### Problem statement
Print out the data below in full and exactly, skipping the pictures.

_ _ _ _ _ _ _

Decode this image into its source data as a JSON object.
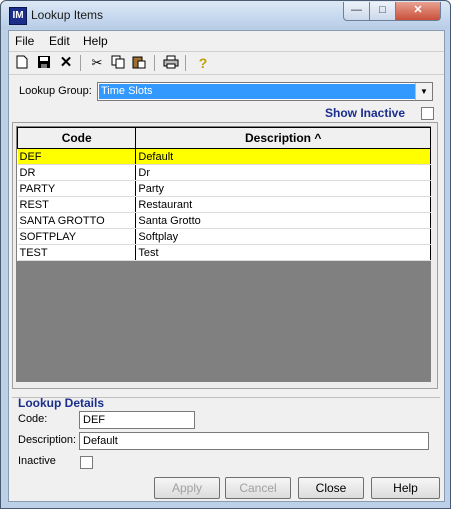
{
  "window": {
    "title": "Lookup Items"
  },
  "menu": [
    {
      "label": "File"
    },
    {
      "label": "Edit"
    },
    {
      "label": "Help"
    }
  ],
  "toolbar_icons": [
    "new-icon",
    "save-icon",
    "delete-icon",
    "cut-icon",
    "copy-icon",
    "paste-icon",
    "print-icon",
    "help-icon"
  ],
  "lookup_group": {
    "label": "Lookup Group:",
    "value": "Time Slots"
  },
  "show_inactive": {
    "label": "Show Inactive",
    "checked": false
  },
  "grid": {
    "headers": {
      "code": "Code",
      "description": "Description ^"
    },
    "selected_index": 0,
    "rows": [
      {
        "code": "DEF",
        "description": "Default"
      },
      {
        "code": "DR",
        "description": "Dr"
      },
      {
        "code": "PARTY",
        "description": "Party"
      },
      {
        "code": "REST",
        "description": "Restaurant"
      },
      {
        "code": "SANTA GROTTO",
        "description": "Santa Grotto"
      },
      {
        "code": "SOFTPLAY",
        "description": "Softplay"
      },
      {
        "code": "TEST",
        "description": "Test"
      }
    ]
  },
  "details": {
    "title": "Lookup Details",
    "code_label": "Code:",
    "code_value": "DEF",
    "description_label": "Description:",
    "description_value": "Default",
    "inactive_label": "Inactive"
  },
  "buttons": {
    "apply": "Apply",
    "cancel": "Cancel",
    "close": "Close",
    "help": "Help"
  }
}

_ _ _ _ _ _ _

### Response area
Decode this image into its source data as a JSON object.
{
  "window": {
    "title": "Lookup Items"
  },
  "menu": [
    {
      "label": "File"
    },
    {
      "label": "Edit"
    },
    {
      "label": "Help"
    }
  ],
  "toolbar_icons": [
    "new-icon",
    "save-icon",
    "delete-icon",
    "cut-icon",
    "copy-icon",
    "paste-icon",
    "print-icon",
    "help-icon"
  ],
  "lookup_group": {
    "label": "Lookup Group:",
    "value": "Time Slots"
  },
  "show_inactive": {
    "label": "Show Inactive",
    "checked": false
  },
  "grid": {
    "headers": {
      "code": "Code",
      "description": "Description ^"
    },
    "selected_index": 0,
    "rows": [
      {
        "code": "DEF",
        "description": "Default"
      },
      {
        "code": "DR",
        "description": "Dr"
      },
      {
        "code": "PARTY",
        "description": "Party"
      },
      {
        "code": "REST",
        "description": "Restaurant"
      },
      {
        "code": "SANTA GROTTO",
        "description": "Santa Grotto"
      },
      {
        "code": "SOFTPLAY",
        "description": "Softplay"
      },
      {
        "code": "TEST",
        "description": "Test"
      }
    ]
  },
  "details": {
    "title": "Lookup Details",
    "code_label": "Code:",
    "code_value": "DEF",
    "description_label": "Description:",
    "description_value": "Default",
    "inactive_label": "Inactive"
  },
  "buttons": {
    "apply": "Apply",
    "cancel": "Cancel",
    "close": "Close",
    "help": "Help"
  }
}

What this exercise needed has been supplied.